Aw come on and sing along with me (Benny and the Jets). Ben just surprised many by dropping both the Fed Funds and the Discount Rate by 0.50%. It’s too soon to tell how this may impact mortgage interest rates…however it (the Fed Funds rate) directly drops the rate home equity loans are based on to 7.75% (Prime Rate). You can see by the chart below that waiting on rate reductions from the FOMC to impact long term mortgage interest rates may not be the move for you to make.
Chart compliments of Loan Tool Box
The Fed based this reduction due to ” the tightening of credit conditions has the potential to intensify the housing correction”. To read the entire press release, click here.
Consumers are often misled when it comes to the subject of the Federal Reserve and how it affects mortgage interest rates. Often the media is the culprit causing the confusion. In the last few years, the Fed has taken action that caused mortgage interest rates to move in a direction other than what consumers expected, because the media provided weak reporting on the subject.
The Federal Reserve affects short−term interest rate maturities, the Fed Funds rate, and the Overnight Lending rate. These factors have a direct impact on the Prime rate. If you took only this into consideration, you may mistakenly conclude that changes made by the Fed will cause a similar movement in mortgage interest rates. However, mortgage interest rates are dictated by the trading of mortgage−backed securities, which trade on a daily basis.
The real dynamic at the heart of interest rate movement is the relationship between stocks and bonds. Stocks and bonds compete for the same investment dollar on a daily basis. There is literally only so much money to be invested. When the Federal Reserve feels that interest rates need to be decreased in an effort to stimulate the economy, this reduction in rates can often cause a stock market rally. When the market becomes bullish, the money to invest in stocks comes from the selling of mortgage−backed securities. Unfortunately, selling mortgage−backed securities to fuel stock market rallies causes interest rates to go up, not down.

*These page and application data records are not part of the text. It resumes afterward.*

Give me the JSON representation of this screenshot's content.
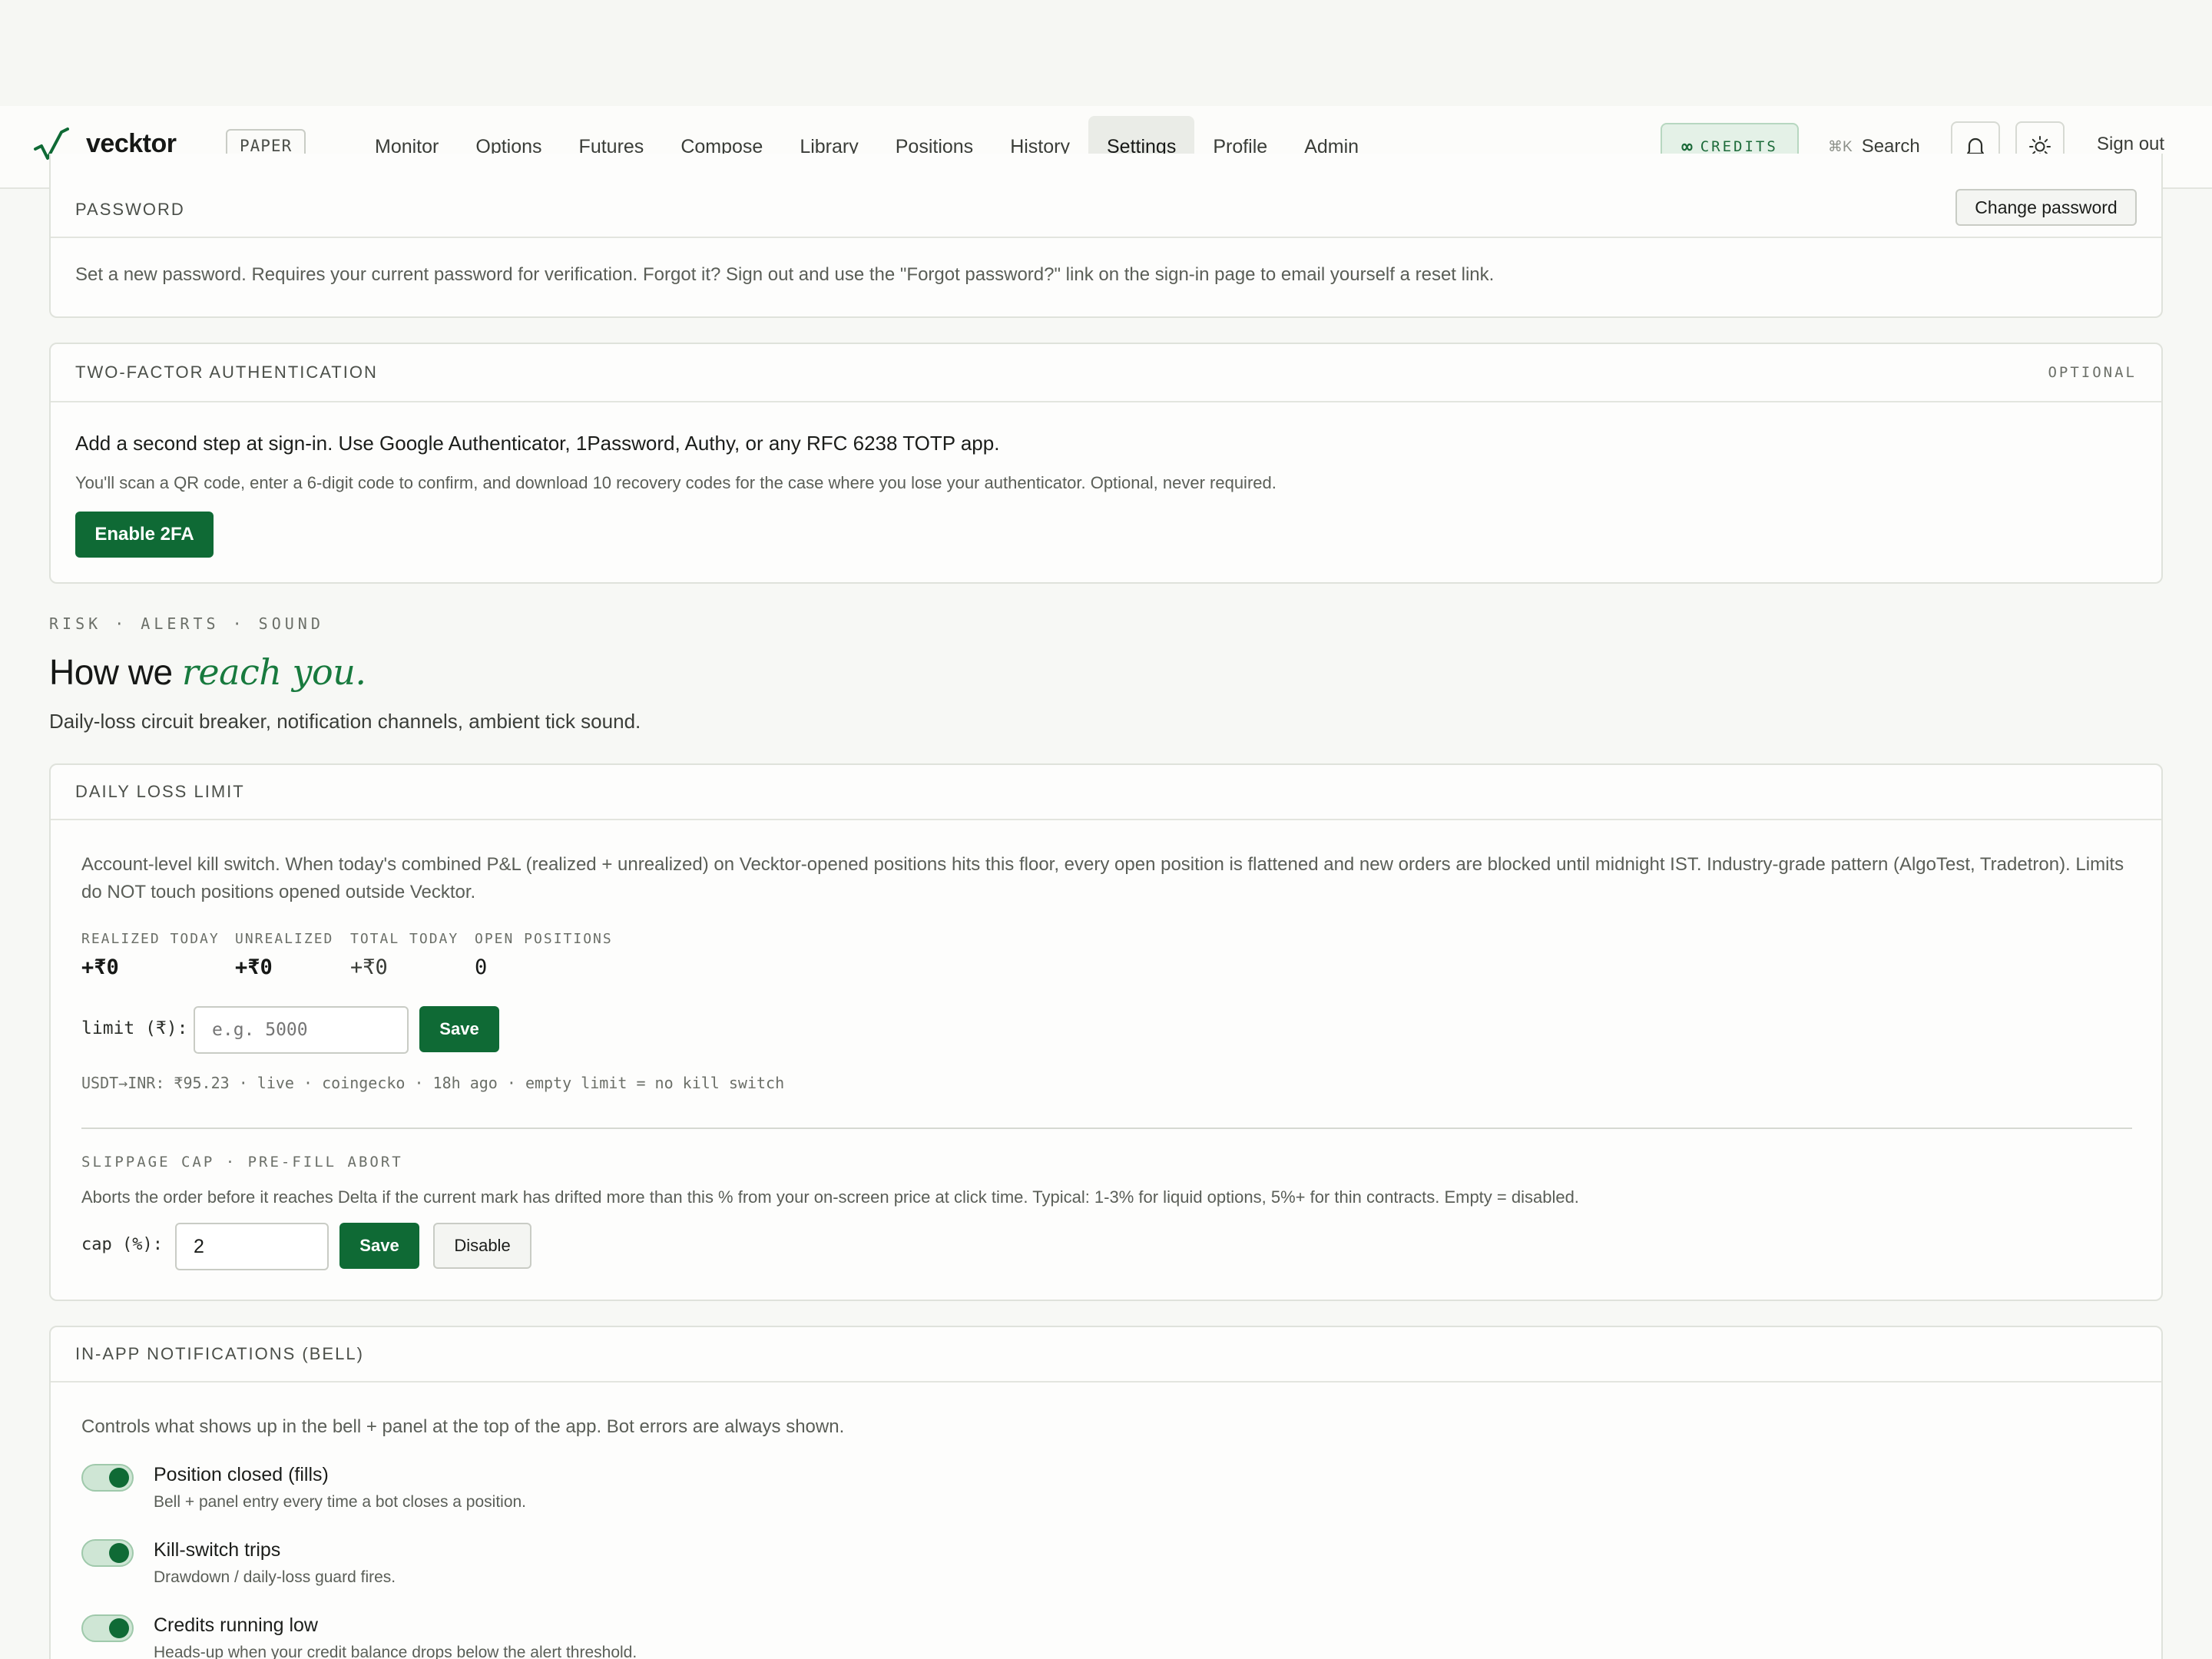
{
  "header": {
    "brand": "vecktor",
    "badge": "PAPER",
    "nav": [
      "Monitor",
      "Options",
      "Futures",
      "Compose",
      "Library",
      "Positions",
      "History",
      "Settings",
      "Profile",
      "Admin"
    ],
    "active_nav": "Settings",
    "credits_label": "CREDITS",
    "credits_symbol": "∞",
    "search_kbd": "⌘K",
    "search_label": "Search",
    "signout_label": "Sign out",
    "accent": "#0f6a35"
  },
  "password": {
    "title": "PASSWORD",
    "button": "Change password",
    "description": "Set a new password. Requires your current password for verification. Forgot it? Sign out and use the \"Forgot password?\" link on the sign-in page to email yourself a reset link."
  },
  "twofa": {
    "title": "TWO-FACTOR AUTHENTICATION",
    "tag": "OPTIONAL",
    "lead": "Add a second step at sign-in. Use Google Authenticator, 1Password, Authy, or any RFC 6238 TOTP app.",
    "detail": "You'll scan a QR code, enter a 6-digit code to confirm, and download 10 recovery codes for the case where you lose your authenticator. Optional, never required.",
    "button": "Enable 2FA"
  },
  "section": {
    "kicker": "RISK · ALERTS · SOUND",
    "title_plain": "How we ",
    "title_em": "reach you.",
    "description": "Daily-loss circuit breaker, notification channels, ambient tick sound."
  },
  "daily_loss": {
    "title": "DAILY LOSS LIMIT",
    "description": "Account-level kill switch. When today's combined P&L (realized + unrealized) on Vecktor-opened positions hits this floor, every open position is flattened and new orders are blocked until midnight IST. Industry-grade pattern (AlgoTest, Tradetron). Limits do NOT touch positions opened outside Vecktor.",
    "stats": [
      {
        "label": "REALIZED TODAY",
        "value": "+₹0"
      },
      {
        "label": "UNREALIZED",
        "value": "+₹0"
      },
      {
        "label": "TOTAL TODAY",
        "value": "+₹0"
      },
      {
        "label": "OPEN POSITIONS",
        "value": "0"
      }
    ],
    "limit_label": "limit (₹):",
    "limit_placeholder": "e.g. 5000",
    "save_label": "Save",
    "fx_note": "USDT→INR: ₹95.23 · live · coingecko · 18h ago · empty limit = no kill switch",
    "slippage_title": "SLIPPAGE CAP · PRE-FILL ABORT",
    "slippage_desc": "Aborts the order before it reaches Delta if the current mark has drifted more than this % from your on-screen price at click time. Typical: 1-3% for liquid options, 5%+ for thin contracts. Empty = disabled.",
    "cap_label": "cap (%):",
    "cap_value": "2",
    "cap_save": "Save",
    "cap_disable": "Disable"
  },
  "notifications": {
    "title": "IN-APP NOTIFICATIONS (BELL)",
    "description": "Controls what shows up in the bell + panel at the top of the app. Bot errors are always shown.",
    "items": [
      {
        "title": "Position closed (fills)",
        "desc": "Bell + panel entry every time a bot closes a position.",
        "on": true
      },
      {
        "title": "Kill-switch trips",
        "desc": "Drawdown / daily-loss guard fires.",
        "on": true
      },
      {
        "title": "Credits running low",
        "desc": "Heads-up when your credit balance drops below the alert threshold.",
        "on": true
      }
    ]
  }
}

Historically, there have been many times when the Federal Reserve has increased interest rates. Stocks then sell off in fear that the increase will affect corporate profit margins, and the liquidated stock assets need a place to park until the next rally comes along. The safe haven is found in mortgage−backed securities which cause mortgage rates to drop. The daily ebb and flow of money is what matters most when it comes to the movement of mortgage interest rates. I make it a point to continuously monitor interest rates for my clients, and advise them of opportunities to manage their mortgage debt at a better rate. This is the foundation of my business model as a Trusted Advisor.